The abundant illustrations make these books highly enjoyable, especially since the presentation is fairly text-heavy. They are mostly well-integrated with that written content. In a couple of instances, though, the placement of the diagrams in Explore the Wild Coast with Sam and Crystal is not well-coordinated with text detail; e.g. on page 32, we read about the Rock Louse but see drawings of the periwinkle. Page 33 describes those periwinkles but shows drawings of limpets, which are described on page 34, where the drawings of Rock Louse appear. Also, the illustration of the Brooding Sea Star precedes its text details by a page. And one detail was slightly problematic: Sam declares he’s never seen Black Oystercatchers—a bird “conspicuous” all along the west coast—yet he lives in a small coastal fishing town. These, howeverr, are minor issues in otherwise engaging and absorbing books.

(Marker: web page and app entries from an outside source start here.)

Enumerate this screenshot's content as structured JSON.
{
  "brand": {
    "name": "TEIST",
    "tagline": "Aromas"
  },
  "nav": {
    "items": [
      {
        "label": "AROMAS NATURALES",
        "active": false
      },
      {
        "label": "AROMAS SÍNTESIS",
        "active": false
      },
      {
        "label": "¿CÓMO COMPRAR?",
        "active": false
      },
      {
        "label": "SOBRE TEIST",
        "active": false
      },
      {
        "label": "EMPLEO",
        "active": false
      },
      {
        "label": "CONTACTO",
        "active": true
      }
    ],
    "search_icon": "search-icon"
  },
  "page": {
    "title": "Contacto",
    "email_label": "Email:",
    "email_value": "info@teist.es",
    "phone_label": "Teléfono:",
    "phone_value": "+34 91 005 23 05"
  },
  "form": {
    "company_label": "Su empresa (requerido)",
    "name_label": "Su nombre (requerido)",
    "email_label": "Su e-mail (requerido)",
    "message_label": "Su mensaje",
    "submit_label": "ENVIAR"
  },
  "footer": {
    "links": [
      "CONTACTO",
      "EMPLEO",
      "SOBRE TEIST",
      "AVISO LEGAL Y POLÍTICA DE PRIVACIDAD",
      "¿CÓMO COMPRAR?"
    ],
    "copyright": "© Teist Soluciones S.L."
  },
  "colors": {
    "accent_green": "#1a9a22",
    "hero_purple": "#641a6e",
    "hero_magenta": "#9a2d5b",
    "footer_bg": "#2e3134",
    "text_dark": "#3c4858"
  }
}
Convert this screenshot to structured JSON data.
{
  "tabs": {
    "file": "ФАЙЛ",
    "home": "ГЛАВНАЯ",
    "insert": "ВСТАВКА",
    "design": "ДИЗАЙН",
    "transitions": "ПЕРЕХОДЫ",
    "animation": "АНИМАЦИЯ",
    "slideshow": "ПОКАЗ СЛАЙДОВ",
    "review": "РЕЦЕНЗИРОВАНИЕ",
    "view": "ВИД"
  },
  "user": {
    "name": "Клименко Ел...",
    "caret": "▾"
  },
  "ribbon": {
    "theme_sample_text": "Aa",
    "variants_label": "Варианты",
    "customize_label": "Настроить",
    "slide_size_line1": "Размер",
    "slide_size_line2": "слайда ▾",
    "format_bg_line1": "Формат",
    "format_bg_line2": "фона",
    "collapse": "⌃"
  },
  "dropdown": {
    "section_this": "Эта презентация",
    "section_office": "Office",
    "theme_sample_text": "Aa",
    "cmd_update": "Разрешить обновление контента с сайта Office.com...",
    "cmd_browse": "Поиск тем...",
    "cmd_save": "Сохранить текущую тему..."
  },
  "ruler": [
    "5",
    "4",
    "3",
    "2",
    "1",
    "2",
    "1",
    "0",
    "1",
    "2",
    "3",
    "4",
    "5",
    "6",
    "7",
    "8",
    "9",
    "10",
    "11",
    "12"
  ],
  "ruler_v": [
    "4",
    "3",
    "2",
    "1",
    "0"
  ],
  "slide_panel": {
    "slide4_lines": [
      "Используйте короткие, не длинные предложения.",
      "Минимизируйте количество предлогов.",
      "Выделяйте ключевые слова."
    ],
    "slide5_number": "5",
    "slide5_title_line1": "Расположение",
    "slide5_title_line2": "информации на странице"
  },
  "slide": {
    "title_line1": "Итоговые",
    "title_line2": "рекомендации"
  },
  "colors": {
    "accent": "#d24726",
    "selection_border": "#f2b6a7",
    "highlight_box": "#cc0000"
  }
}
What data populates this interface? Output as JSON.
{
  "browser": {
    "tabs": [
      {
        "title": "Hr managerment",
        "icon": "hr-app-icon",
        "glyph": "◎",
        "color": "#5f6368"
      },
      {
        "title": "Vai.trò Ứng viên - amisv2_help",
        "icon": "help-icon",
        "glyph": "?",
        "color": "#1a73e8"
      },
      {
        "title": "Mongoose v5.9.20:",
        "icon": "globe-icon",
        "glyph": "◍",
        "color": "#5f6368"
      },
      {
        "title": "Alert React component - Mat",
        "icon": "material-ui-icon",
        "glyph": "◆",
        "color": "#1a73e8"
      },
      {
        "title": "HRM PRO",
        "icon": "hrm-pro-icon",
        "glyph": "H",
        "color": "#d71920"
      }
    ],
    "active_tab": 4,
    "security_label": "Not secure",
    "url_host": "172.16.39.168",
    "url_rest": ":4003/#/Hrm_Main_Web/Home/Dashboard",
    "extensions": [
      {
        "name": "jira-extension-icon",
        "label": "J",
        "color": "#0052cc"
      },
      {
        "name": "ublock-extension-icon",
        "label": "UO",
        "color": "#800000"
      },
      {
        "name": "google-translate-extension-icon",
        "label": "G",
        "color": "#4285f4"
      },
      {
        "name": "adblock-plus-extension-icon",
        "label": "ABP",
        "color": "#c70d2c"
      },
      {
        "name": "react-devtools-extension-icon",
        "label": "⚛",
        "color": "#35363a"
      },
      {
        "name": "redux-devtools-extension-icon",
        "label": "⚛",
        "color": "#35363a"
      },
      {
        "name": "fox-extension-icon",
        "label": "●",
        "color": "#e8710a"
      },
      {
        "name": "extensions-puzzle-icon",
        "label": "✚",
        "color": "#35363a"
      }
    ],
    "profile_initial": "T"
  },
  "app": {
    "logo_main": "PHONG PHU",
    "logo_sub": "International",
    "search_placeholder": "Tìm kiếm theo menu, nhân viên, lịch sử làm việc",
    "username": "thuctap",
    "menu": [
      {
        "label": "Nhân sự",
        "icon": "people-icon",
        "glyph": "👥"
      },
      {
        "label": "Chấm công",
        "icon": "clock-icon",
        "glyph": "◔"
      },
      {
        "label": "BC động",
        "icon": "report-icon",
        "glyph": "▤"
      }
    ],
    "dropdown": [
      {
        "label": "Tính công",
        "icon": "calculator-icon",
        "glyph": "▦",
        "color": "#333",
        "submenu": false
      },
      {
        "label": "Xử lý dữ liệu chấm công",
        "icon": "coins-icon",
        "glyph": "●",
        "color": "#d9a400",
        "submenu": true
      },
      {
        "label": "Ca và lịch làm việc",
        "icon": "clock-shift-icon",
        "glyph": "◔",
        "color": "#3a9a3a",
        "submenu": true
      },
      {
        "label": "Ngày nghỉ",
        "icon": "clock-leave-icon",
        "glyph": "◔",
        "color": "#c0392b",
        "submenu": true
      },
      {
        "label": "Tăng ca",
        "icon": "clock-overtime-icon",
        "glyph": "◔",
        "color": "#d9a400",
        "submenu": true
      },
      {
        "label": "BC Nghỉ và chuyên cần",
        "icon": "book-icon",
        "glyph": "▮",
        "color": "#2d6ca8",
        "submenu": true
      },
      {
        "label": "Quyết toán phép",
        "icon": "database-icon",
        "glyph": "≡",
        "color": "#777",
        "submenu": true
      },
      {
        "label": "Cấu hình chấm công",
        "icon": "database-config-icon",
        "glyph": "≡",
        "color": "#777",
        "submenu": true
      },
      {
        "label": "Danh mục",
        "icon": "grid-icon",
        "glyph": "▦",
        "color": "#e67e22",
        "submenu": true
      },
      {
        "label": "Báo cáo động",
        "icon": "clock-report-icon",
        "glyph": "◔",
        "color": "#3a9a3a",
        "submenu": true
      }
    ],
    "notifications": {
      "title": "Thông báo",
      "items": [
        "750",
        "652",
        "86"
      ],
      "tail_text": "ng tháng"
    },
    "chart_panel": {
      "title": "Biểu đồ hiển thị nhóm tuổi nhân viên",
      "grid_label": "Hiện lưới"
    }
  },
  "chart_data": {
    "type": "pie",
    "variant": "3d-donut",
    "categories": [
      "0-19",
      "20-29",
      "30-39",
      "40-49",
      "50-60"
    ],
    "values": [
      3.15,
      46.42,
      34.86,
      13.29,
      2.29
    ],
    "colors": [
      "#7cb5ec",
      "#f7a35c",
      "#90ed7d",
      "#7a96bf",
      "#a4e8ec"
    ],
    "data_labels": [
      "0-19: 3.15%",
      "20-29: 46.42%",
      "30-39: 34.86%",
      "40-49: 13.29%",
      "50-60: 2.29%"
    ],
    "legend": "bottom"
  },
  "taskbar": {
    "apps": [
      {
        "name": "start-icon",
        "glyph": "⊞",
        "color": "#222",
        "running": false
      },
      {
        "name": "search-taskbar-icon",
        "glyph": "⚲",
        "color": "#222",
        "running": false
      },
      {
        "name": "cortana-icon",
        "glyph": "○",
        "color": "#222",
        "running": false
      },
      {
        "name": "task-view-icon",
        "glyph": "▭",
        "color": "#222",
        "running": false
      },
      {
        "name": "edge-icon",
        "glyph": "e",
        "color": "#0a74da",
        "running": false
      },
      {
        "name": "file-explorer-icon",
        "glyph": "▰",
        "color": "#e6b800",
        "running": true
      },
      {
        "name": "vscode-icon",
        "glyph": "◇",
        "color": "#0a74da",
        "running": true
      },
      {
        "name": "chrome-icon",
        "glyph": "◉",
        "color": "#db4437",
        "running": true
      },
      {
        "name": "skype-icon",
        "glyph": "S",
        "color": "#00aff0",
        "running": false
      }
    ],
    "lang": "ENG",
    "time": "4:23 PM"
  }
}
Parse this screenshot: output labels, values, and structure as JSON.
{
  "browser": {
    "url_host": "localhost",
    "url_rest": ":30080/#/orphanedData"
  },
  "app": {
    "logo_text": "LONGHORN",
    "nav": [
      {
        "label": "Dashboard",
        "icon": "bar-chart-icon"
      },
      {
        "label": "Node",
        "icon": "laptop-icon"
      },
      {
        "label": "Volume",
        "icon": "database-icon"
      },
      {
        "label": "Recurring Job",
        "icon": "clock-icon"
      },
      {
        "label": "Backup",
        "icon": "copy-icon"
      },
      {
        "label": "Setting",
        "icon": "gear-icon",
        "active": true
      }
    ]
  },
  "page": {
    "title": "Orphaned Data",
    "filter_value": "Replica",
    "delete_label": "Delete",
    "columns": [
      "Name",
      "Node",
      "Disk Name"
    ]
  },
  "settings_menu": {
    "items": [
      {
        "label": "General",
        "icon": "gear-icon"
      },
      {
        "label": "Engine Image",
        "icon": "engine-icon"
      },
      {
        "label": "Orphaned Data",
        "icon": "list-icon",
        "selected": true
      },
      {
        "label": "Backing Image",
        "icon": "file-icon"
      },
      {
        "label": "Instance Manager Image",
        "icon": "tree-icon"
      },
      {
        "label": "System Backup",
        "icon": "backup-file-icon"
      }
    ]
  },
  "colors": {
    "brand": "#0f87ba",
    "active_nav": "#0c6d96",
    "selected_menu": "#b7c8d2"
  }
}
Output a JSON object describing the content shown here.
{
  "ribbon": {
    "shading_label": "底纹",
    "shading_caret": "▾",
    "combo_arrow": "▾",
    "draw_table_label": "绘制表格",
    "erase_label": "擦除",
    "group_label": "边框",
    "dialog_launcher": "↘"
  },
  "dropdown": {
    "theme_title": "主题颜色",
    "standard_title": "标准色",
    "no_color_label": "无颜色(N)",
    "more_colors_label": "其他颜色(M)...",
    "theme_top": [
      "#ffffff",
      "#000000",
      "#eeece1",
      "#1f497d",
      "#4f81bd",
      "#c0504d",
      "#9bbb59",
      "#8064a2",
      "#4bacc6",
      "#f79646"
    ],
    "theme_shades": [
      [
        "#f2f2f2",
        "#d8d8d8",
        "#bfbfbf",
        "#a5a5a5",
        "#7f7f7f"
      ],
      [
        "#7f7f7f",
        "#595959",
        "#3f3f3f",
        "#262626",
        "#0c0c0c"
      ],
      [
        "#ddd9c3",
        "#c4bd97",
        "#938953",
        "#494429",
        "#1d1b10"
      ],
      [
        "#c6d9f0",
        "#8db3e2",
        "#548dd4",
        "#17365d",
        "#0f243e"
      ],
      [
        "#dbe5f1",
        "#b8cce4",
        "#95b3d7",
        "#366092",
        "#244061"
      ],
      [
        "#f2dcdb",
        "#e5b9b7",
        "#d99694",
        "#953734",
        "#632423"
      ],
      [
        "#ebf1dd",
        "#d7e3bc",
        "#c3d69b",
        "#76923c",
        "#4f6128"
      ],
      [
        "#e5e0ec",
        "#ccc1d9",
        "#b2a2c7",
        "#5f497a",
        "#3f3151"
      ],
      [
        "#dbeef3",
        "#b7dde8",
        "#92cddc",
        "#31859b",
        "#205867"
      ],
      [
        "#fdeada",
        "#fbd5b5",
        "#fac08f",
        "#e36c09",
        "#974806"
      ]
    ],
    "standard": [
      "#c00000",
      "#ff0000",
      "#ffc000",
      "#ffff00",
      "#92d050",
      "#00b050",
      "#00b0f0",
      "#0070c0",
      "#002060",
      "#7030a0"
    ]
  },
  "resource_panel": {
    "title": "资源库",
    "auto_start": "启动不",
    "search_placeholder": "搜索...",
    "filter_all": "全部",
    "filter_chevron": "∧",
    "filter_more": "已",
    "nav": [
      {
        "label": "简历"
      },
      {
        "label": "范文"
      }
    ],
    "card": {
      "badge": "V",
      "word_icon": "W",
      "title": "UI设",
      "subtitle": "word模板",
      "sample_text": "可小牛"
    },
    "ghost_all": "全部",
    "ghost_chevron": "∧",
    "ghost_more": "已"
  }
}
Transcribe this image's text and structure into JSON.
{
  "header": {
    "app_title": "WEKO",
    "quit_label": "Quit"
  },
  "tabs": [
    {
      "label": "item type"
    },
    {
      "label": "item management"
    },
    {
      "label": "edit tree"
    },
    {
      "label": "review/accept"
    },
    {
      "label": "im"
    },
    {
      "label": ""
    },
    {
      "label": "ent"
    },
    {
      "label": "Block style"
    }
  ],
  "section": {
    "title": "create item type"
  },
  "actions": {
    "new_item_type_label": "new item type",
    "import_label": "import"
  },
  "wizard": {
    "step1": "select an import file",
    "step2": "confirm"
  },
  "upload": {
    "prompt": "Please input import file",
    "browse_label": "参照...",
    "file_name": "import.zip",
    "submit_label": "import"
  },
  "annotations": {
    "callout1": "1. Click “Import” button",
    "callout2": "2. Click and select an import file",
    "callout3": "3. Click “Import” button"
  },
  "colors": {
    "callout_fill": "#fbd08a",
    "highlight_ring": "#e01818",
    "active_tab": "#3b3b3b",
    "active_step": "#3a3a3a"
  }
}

A major theme that emerges from all that the children and adults share throughout their seashore adventures is of the need to respect and care for the ocean environment and to understand the harmony among its inhabitants. These appealing, fact-rich books go a long way to enhancing that understanding for young readers. Both Explore the Wild Coast with Sam and Crystal and Explore the Rocky Shore with Sam and Crystal are ...
Gillian Richardson is a freelance writer living in British Columbia.